WORK TASK :: Copy each entry as it stands, leaving nothing out.

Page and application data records
#####

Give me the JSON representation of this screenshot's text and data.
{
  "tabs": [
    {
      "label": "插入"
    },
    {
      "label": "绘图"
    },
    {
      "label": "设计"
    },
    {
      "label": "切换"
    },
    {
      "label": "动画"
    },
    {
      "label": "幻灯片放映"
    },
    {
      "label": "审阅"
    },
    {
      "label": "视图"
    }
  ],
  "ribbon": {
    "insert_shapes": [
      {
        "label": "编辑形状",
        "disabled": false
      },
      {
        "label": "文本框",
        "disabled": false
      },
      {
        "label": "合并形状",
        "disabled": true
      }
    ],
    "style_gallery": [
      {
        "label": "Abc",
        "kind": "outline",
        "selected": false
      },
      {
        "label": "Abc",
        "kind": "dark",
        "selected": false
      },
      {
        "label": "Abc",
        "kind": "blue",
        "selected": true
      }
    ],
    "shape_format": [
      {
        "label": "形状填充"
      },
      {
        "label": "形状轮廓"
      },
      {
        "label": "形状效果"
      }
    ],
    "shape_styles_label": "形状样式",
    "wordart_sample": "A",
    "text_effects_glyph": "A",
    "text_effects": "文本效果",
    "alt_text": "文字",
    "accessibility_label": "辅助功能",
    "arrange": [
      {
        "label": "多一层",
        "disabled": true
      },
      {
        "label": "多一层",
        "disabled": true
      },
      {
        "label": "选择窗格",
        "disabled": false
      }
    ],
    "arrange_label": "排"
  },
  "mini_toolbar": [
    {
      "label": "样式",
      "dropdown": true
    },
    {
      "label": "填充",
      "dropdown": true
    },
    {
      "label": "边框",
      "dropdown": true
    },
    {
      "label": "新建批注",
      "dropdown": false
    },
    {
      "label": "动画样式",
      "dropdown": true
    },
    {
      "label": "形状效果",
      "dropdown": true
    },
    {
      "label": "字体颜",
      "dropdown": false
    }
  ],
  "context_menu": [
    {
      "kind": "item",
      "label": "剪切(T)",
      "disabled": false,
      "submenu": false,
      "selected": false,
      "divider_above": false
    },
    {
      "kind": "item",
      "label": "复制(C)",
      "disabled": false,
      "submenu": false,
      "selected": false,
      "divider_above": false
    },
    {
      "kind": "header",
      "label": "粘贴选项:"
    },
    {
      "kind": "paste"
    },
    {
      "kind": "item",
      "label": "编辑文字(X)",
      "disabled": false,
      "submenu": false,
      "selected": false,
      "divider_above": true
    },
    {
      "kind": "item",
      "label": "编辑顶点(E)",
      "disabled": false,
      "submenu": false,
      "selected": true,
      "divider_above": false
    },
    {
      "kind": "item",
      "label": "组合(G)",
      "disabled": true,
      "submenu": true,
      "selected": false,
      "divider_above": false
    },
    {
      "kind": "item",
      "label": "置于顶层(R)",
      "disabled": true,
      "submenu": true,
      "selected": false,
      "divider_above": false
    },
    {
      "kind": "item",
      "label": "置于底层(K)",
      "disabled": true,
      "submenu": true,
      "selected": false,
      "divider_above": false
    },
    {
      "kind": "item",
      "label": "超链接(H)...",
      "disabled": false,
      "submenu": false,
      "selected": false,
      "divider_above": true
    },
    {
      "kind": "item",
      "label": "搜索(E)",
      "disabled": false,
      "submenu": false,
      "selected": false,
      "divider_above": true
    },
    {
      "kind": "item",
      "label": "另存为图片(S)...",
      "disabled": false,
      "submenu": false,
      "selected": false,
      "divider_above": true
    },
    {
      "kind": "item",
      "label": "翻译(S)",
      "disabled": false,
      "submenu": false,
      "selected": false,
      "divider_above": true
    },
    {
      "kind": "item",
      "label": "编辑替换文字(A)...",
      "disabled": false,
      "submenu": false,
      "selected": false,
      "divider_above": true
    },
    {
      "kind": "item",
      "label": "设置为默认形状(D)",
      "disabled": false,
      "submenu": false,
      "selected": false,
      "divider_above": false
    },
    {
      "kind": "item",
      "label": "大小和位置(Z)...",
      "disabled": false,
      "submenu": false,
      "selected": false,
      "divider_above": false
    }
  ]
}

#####

REPLY TO THE EXERCISE ::
Give me the JSON representation of this screenshot's text and data.
{
  "tabs": [
    {
      "label": "插入"
    },
    {
      "label": "绘图"
    },
    {
      "label": "设计"
    },
    {
      "label": "切换"
    },
    {
      "label": "动画"
    },
    {
      "label": "幻灯片放映"
    },
    {
      "label": "审阅"
    },
    {
      "label": "视图"
    }
  ],
  "ribbon": {
    "insert_shapes": [
      {
        "label": "编辑形状",
        "disabled": false
      },
      {
        "label": "文本框",
        "disabled": false
      },
      {
        "label": "合并形状",
        "disabled": true
      }
    ],
    "style_gallery": [
      {
        "label": "Abc",
        "kind": "outline",
        "selected": false
      },
      {
        "label": "Abc",
        "kind": "dark",
        "selected": false
      },
      {
        "label": "Abc",
        "kind": "blue",
        "selected": true
      }
    ],
    "shape_format": [
      {
        "label": "形状填充"
      },
      {
        "label": "形状轮廓"
      },
      {
        "label": "形状效果"
      }
    ],
    "shape_styles_label": "形状样式",
    "wordart_sample": "A",
    "text_effects_glyph": "A",
    "text_effects": "文本效果",
    "alt_text": "文字",
    "accessibility_label": "辅助功能",
    "arrange": [
      {
        "label": "多一层",
        "disabled": true
      },
      {
        "label": "多一层",
        "disabled": true
      },
      {
        "label": "选择窗格",
        "disabled": false
      }
    ],
    "arrange_label": "排"
  },
  "mini_toolbar": [
    {
      "label": "样式",
      "dropdown": true
    },
    {
      "label": "填充",
      "dropdown": true
    },
    {
      "label": "边框",
      "dropdown": true
    },
    {
      "label": "新建批注",
      "dropdown": false
    },
    {
      "label": "动画样式",
      "dropdown": true
    },
    {
      "label": "形状效果",
      "dropdown": true
    },
    {
      "label": "字体颜",
      "dropdown": false
    }
  ],
  "context_menu": [
    {
      "kind": "item",
      "label": "剪切(T)",
      "disabled": false,
      "submenu": false,
      "selected": false,
      "divider_above": false
    },
    {
      "kind": "item",
      "label": "复制(C)",
      "disabled": false,
      "submenu": false,
      "selected": false,
      "divider_above": false
    },
    {
      "kind": "header",
      "label": "粘贴选项:"
    },
    {
      "kind": "paste"
    },
    {
      "kind": "item",
      "label": "编辑文字(X)",
      "disabled": false,
      "submenu": false,
      "selected": false,
      "divider_above": true
    },
    {
      "kind": "item",
      "label": "编辑顶点(E)",
      "disabled": false,
      "submenu": false,
      "selected": true,
      "divider_above": false
    },
    {
      "kind": "item",
      "label": "组合(G)",
      "disabled": true,
      "submenu": true,
      "selected": false,
      "divider_above": false
    },
    {
      "kind": "item",
      "label": "置于顶层(R)",
      "disabled": true,
      "submenu": true,
      "selected": false,
      "divider_above": false
    },
    {
      "kind": "item",
      "label": "置于底层(K)",
      "disabled": true,
      "submenu": true,
      "selected": false,
      "divider_above": false
    },
    {
      "kind": "item",
      "label": "超链接(H)...",
      "disabled": false,
      "submenu": false,
      "selected": false,
      "divider_above": true
    },
    {
      "kind": "item",
      "label": "搜索(E)",
      "disabled": false,
      "submenu": false,
      "selected": false,
      "divider_above": true
    },
    {
      "kind": "item",
      "label": "另存为图片(S)...",
      "disabled": false,
      "submenu": false,
      "selected": false,
      "divider_above": true
    },
    {
      "kind": "item",
      "label": "翻译(S)",
      "disabled": false,
      "submenu": false,
      "selected": false,
      "divider_above": true
    },
    {
      "kind": "item",
      "label": "编辑替换文字(A)...",
      "disabled": false,
      "submenu": false,
      "selected": false,
      "divider_above": true
    },
    {
      "kind": "item",
      "label": "设置为默认形状(D)",
      "disabled": false,
      "submenu": false,
      "selected": false,
      "divider_above": false
    },
    {
      "kind": "item",
      "label": "大小和位置(Z)...",
      "disabled": false,
      "submenu": false,
      "selected": false,
      "divider_above": false
    }
  ]
}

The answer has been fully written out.